When questioning Dr Horan, Mr Tansey stated that meningitis had been diagnosed by the Westdoc doctor prior to Adam’s first visit to MUH, and by the medical team following his second admission. He asked Dr Horan why the emergency department had failed to notice what he said were up to nine signs of meningitis.
Dr Horan did not agree that all the symptoms were signs of meningitis at the time, and said that from reading Dr Diakidis’s medical reports and clinical notes, he did not believe the assessment to discharge was wrong.
However, Mary Mulchrone was critical of the care given to her son by Dr Diakidis. She claimed her son informed the doctor of redness and a stiff neck, but the doctor did not make anything of it.
“Adam said to Dr Diakidis that his neck and jaw were stiff and sore. Dr Diakidis then examined Adam’s neck and jaw for a period that I would estimate at approximately ten seconds and than said to Adam that there were no concerns arising.
“Adam also mentioned again to Dr Diakidis about the red patches that he was getting on his neck and jaw – and hence I saw and heard Adam tell Dr Diakidis about his red patches on two separate occasions that afternoon,” she said.
Ms Mulchorne stated that her son was ‘very sick’ on discharge, and that his condition worsened that night. He was brought back to the hospital at 3.30am.

Ciarán Tansey suggested to Coroner Patrick O’Connor a verdict of death by medical misadventure be recorded. Conor Halpin, solicitor for the hospital agreed.
In recording such a verdict, Mr O’Connor said the case was ‘very harrowing’ for Adam Mulchrone’s family. He described him as a ‘young man in the prime of his life’.
“I do hope and pray that lessons have been learned from Adam’s passing,” he added, saying he hoped that actions taken by Mayo University Hospital following Adam’s death will prevent any other families going through what the Mulchrone family have endured.

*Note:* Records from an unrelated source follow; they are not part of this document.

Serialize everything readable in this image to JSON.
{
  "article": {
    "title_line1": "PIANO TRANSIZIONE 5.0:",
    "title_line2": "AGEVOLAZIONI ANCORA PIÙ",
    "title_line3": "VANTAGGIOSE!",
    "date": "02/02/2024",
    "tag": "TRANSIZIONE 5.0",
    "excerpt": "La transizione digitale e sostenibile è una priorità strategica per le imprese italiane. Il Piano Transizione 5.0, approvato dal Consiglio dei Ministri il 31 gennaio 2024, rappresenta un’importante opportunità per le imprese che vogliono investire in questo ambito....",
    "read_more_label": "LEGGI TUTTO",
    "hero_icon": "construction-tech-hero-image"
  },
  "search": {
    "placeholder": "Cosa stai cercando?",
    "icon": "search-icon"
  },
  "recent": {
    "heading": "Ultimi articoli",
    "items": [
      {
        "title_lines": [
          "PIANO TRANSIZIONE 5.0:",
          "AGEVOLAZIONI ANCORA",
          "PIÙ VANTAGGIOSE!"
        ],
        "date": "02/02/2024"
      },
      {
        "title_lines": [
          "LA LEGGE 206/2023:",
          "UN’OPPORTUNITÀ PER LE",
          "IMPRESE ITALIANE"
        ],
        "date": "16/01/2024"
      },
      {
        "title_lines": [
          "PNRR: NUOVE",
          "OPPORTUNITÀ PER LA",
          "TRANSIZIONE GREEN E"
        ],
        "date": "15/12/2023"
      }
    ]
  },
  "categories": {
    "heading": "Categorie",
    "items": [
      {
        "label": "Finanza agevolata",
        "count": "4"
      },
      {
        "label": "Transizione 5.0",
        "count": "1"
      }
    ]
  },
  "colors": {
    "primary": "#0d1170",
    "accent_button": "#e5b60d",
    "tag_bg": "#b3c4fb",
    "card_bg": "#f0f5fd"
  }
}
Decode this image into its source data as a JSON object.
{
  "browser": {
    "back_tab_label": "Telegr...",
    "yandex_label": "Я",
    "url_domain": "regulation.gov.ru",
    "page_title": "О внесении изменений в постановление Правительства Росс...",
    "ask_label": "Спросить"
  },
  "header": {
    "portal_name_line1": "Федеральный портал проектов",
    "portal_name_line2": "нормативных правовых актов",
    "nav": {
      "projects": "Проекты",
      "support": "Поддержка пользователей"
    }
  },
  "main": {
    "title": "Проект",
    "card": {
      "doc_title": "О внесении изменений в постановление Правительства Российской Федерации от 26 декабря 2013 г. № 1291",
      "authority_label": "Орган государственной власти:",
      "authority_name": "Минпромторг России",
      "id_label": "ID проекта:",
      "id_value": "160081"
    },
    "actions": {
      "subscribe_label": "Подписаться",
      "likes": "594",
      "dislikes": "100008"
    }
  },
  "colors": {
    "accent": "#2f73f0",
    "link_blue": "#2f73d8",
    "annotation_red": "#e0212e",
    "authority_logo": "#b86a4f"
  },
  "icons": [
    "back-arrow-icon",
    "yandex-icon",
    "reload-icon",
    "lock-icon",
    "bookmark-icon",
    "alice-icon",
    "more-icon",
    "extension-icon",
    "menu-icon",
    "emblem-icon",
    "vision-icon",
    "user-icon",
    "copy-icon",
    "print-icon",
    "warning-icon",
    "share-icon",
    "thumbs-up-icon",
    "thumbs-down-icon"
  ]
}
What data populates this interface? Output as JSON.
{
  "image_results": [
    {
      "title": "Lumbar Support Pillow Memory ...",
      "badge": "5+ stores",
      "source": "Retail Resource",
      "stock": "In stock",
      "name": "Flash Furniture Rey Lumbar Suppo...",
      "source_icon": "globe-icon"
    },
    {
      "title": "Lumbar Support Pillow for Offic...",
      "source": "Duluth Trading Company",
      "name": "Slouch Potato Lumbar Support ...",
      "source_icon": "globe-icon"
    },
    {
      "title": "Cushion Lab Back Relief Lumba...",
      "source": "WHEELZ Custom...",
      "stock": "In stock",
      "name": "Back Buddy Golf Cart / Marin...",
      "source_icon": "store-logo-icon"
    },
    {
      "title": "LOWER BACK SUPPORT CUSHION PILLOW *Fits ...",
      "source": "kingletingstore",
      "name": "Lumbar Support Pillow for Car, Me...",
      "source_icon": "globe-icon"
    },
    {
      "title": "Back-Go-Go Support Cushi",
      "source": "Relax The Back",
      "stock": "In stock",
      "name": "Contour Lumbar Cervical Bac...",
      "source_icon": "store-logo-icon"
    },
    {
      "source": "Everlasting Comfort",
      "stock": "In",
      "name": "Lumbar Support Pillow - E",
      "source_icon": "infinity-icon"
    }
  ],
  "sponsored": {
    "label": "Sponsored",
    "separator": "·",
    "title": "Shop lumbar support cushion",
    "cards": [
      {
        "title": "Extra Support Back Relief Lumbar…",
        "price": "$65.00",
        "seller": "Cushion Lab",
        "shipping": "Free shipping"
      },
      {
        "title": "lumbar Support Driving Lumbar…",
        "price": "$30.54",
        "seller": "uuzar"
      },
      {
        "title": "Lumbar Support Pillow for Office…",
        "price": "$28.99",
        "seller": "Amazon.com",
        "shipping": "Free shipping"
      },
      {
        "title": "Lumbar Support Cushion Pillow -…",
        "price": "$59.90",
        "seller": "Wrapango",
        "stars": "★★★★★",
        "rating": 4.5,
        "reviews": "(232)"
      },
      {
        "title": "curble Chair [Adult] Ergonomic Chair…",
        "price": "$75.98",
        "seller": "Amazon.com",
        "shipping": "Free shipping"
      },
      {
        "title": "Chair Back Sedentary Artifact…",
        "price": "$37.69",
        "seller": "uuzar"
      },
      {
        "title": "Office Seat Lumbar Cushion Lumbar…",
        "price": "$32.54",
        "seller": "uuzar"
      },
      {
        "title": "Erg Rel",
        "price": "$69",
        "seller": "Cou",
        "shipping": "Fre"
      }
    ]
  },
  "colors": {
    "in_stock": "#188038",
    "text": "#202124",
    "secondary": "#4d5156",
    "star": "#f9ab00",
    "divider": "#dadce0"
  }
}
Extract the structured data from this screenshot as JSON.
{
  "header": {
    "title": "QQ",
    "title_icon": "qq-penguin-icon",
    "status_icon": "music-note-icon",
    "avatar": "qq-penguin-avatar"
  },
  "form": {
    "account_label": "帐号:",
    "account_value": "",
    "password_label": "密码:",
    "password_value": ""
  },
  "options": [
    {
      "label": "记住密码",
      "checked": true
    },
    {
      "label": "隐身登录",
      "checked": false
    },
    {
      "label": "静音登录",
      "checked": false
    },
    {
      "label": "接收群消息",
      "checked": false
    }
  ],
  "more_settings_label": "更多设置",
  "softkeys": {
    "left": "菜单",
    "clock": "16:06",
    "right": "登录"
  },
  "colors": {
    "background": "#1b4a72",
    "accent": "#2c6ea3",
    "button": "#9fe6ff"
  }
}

He said the family have praise for the hospital in general but a ‘great difficulty with the treatment provided to Adam’.
He said there was a ‘groundswell of evidence for a diagnosis of meningitis’ but that too long a period of time was left without the administration of an intravenous antibiotic.
Conor Halpin, on behalf of the hospital, read out a letter by the Manager of Mayo University Hospital, Catherine Donohoe, in which she extended to the Mulchrone family the hospital’s ‘sincerest condolences on the untimely death’ of Adam Mulchrone .
She said his loss was ‘immeasurable’ and his death is ‘deeply regretted by all staff and management, especially those who were involved in his care in the Emergency Department and later in ICU’.
She said they are ‘truly sorry’ for the ongoing impact the loss of Adam has had.
She said they ‘unreservedly apologise’ for the level of care Adam received and said the ‘learnings’ from Adam’s case will continue to be addressed.
Ciarán Tansey said the loss of Adam was of ‘enormous proportions’ for his family and said it was their hope that the public at large would be more aware of the signs of meningitis, namely fever, vomiting and diarrhoea, and the urgent need to attend the nearest hospital.
He said the family appreciate the post-facto investigation at the hospital and hope it means that no other family have to endure what they did.
Sympathy was extended to the Mulchrone family on their loss by all parties at the inquest.